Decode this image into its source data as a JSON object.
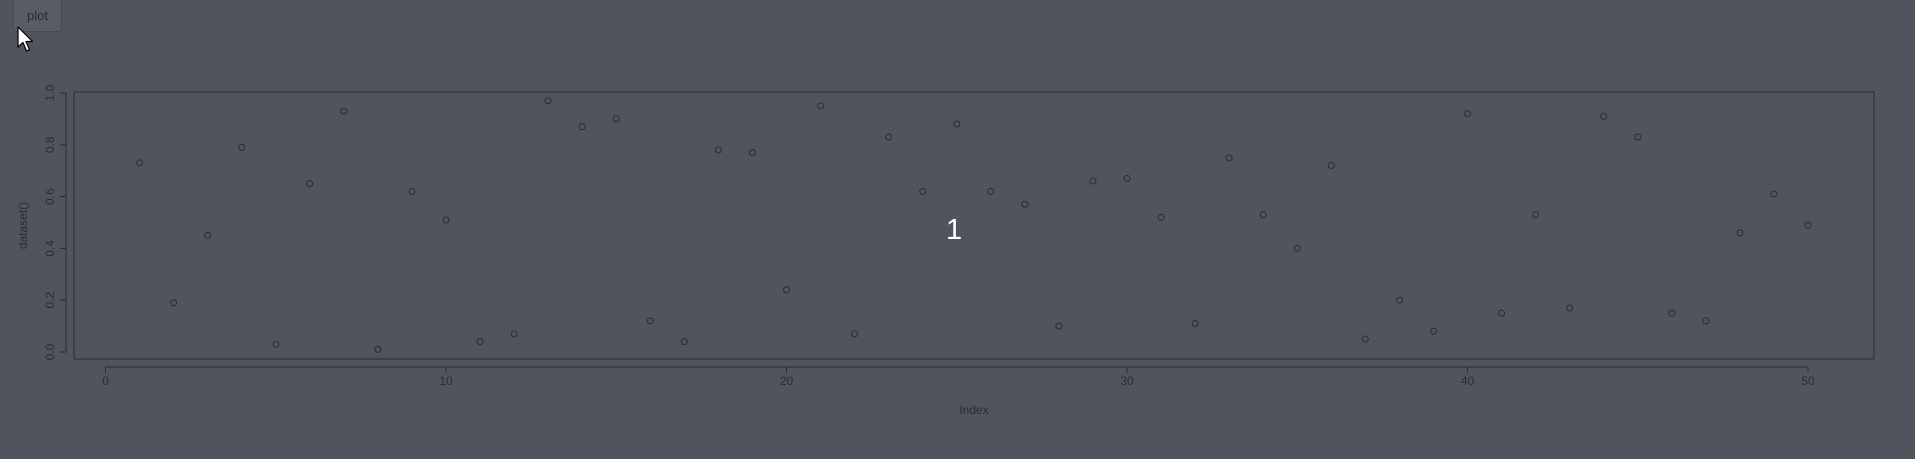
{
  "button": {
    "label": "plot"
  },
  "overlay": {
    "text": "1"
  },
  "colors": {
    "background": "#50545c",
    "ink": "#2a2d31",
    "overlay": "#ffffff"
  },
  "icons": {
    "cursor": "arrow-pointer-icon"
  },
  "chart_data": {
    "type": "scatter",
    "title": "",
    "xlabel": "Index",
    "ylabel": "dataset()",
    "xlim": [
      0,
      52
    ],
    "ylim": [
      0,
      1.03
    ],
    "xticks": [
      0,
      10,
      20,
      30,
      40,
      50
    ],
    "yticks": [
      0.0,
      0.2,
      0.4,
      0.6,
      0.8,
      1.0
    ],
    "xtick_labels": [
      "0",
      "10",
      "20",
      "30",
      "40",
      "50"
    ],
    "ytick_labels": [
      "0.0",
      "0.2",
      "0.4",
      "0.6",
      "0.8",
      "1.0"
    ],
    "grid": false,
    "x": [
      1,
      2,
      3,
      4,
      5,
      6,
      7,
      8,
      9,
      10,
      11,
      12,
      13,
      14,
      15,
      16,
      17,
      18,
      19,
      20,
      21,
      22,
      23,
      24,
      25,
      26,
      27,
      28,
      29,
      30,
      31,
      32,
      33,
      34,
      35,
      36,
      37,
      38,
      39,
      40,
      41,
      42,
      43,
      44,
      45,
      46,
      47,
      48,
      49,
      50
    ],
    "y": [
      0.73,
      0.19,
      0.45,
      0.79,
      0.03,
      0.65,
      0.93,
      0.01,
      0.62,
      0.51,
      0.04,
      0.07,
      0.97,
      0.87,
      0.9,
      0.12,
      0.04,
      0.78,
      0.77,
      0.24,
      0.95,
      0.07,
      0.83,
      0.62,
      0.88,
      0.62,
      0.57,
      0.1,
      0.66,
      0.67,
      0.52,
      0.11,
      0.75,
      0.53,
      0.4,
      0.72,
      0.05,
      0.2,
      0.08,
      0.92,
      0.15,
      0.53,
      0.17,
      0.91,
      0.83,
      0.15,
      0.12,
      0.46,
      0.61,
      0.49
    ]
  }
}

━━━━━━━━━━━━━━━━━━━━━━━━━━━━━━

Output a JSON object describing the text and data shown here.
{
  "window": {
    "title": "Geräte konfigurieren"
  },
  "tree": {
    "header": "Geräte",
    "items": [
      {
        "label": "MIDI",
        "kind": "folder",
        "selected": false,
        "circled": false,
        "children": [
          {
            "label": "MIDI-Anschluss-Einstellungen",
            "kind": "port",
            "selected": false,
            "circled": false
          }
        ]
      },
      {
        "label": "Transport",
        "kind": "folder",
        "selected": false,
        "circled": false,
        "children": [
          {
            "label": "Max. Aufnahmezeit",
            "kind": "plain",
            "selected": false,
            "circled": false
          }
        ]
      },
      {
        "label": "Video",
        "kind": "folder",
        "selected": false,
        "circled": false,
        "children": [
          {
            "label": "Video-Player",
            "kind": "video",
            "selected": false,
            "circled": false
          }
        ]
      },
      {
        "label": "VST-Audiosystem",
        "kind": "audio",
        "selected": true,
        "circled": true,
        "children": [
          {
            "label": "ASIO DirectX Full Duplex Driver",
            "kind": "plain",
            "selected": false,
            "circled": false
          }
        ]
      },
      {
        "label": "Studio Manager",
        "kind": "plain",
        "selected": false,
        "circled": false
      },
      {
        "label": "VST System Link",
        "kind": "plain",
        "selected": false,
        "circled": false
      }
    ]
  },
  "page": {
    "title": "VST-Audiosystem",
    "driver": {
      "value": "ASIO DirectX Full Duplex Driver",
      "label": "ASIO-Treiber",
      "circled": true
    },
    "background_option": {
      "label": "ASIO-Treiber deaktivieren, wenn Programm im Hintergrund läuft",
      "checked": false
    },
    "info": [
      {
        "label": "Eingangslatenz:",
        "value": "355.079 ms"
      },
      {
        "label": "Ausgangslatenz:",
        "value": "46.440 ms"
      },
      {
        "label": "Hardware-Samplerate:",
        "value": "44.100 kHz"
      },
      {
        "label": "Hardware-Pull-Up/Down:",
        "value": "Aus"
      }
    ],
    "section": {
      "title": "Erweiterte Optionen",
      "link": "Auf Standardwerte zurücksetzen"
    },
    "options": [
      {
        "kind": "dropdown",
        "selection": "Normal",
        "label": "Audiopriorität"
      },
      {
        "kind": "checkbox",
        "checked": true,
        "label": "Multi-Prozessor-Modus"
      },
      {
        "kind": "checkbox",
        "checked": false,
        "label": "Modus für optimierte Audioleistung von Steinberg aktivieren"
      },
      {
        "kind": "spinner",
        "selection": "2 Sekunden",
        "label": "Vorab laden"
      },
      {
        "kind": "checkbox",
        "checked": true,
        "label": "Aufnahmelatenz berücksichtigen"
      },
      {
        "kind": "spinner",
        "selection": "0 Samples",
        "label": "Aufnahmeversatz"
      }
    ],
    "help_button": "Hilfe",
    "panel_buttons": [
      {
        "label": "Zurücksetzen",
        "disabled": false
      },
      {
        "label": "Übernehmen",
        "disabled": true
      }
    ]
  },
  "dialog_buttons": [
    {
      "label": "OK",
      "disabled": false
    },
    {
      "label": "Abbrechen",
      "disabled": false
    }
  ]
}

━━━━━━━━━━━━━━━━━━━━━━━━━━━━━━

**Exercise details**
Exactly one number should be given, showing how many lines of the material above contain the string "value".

**Task output**
5